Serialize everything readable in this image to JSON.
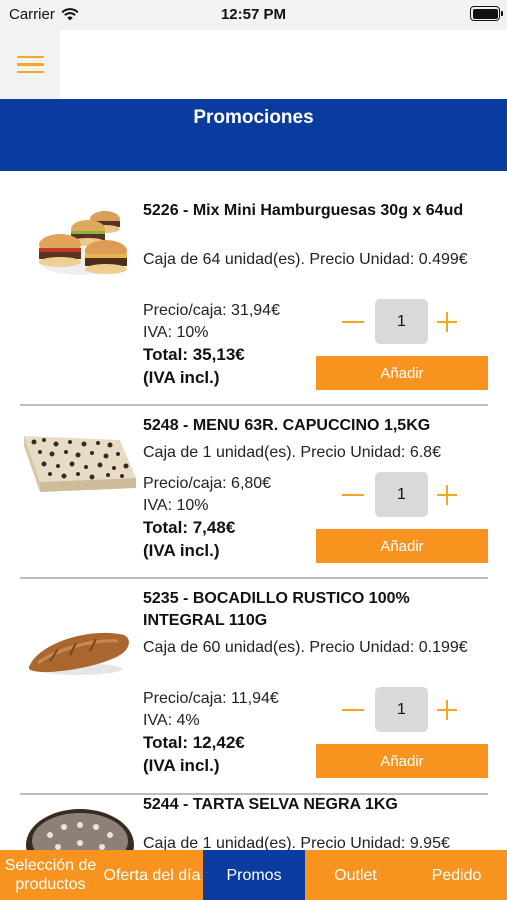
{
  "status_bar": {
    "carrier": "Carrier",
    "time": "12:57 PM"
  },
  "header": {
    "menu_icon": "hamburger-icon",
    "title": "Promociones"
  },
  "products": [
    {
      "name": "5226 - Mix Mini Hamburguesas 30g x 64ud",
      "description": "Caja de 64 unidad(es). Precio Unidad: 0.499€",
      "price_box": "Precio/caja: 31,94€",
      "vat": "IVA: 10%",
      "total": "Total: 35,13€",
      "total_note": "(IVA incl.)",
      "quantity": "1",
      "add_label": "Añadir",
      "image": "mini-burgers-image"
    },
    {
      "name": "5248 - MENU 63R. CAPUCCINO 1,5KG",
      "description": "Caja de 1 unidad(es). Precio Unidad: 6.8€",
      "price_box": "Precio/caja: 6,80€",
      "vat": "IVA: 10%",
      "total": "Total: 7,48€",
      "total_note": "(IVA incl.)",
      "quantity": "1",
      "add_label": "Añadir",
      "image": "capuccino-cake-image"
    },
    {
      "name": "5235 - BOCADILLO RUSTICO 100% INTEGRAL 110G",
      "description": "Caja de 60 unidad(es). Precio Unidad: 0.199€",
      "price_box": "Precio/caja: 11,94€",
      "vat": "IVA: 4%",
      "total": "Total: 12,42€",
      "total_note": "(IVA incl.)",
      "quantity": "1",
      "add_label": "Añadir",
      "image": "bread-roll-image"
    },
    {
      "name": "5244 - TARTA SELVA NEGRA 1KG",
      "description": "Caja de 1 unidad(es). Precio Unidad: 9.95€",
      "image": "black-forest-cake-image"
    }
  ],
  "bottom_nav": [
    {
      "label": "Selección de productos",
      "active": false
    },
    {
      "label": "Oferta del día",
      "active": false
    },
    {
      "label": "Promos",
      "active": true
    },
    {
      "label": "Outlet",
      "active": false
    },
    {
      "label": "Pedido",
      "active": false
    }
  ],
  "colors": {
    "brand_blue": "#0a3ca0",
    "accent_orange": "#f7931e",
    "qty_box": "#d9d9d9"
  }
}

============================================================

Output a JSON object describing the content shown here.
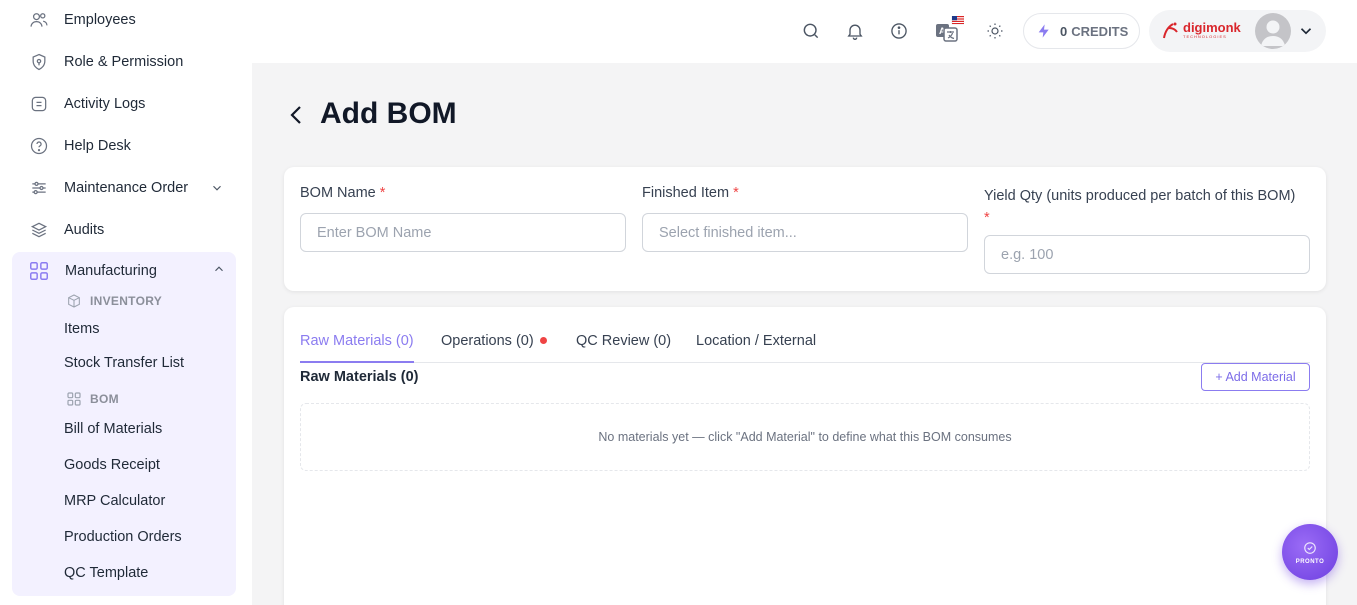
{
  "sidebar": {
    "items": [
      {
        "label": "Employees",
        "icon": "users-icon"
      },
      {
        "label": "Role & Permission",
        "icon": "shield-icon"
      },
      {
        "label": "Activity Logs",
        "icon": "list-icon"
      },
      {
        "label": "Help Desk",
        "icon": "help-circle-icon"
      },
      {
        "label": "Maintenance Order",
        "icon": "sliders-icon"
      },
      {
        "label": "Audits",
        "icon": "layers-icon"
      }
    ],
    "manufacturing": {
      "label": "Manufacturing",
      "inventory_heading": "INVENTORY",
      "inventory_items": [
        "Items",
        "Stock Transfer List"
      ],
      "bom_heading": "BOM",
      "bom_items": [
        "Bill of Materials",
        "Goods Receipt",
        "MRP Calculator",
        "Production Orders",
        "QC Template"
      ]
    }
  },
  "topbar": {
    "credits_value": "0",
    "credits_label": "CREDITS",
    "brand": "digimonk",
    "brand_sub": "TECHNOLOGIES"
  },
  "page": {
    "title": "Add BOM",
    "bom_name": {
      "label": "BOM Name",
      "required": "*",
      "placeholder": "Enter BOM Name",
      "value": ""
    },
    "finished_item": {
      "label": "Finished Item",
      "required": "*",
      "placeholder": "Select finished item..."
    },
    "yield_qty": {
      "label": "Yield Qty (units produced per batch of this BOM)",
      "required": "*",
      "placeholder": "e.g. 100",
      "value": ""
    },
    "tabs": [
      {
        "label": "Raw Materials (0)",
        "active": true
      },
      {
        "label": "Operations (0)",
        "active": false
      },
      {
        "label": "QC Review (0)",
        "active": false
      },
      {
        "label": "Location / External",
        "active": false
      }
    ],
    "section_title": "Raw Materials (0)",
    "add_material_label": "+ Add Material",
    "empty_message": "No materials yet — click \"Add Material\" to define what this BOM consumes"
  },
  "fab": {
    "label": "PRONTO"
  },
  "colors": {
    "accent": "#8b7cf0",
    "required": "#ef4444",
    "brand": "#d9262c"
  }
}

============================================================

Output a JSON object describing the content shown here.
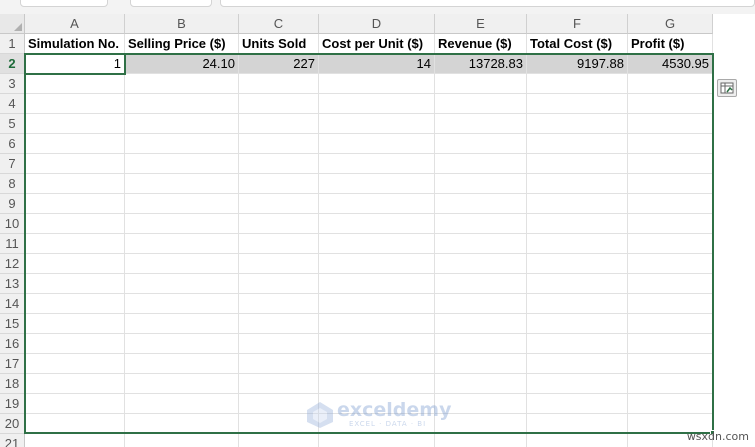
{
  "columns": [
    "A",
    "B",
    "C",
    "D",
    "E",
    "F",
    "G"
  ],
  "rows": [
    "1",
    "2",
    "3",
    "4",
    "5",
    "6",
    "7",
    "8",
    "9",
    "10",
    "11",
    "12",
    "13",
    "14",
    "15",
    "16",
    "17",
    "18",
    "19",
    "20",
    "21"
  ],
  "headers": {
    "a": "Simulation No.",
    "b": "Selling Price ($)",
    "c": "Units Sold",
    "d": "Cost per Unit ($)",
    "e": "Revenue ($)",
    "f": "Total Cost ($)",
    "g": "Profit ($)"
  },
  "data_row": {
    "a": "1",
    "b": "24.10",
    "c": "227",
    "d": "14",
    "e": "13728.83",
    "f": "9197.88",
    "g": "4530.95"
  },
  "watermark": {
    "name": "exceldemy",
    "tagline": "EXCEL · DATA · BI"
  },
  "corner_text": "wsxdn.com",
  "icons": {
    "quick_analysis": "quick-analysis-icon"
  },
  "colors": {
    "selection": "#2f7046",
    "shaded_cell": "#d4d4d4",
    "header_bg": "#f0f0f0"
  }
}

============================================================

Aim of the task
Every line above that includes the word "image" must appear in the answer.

Result of this task
Serialize everything readable in this image to JSON.
      "image": "mini-burgers-image"
      "image": "capuccino-cake-image"
      "image": "bread-roll-image"
      "image": "black-forest-cake-image"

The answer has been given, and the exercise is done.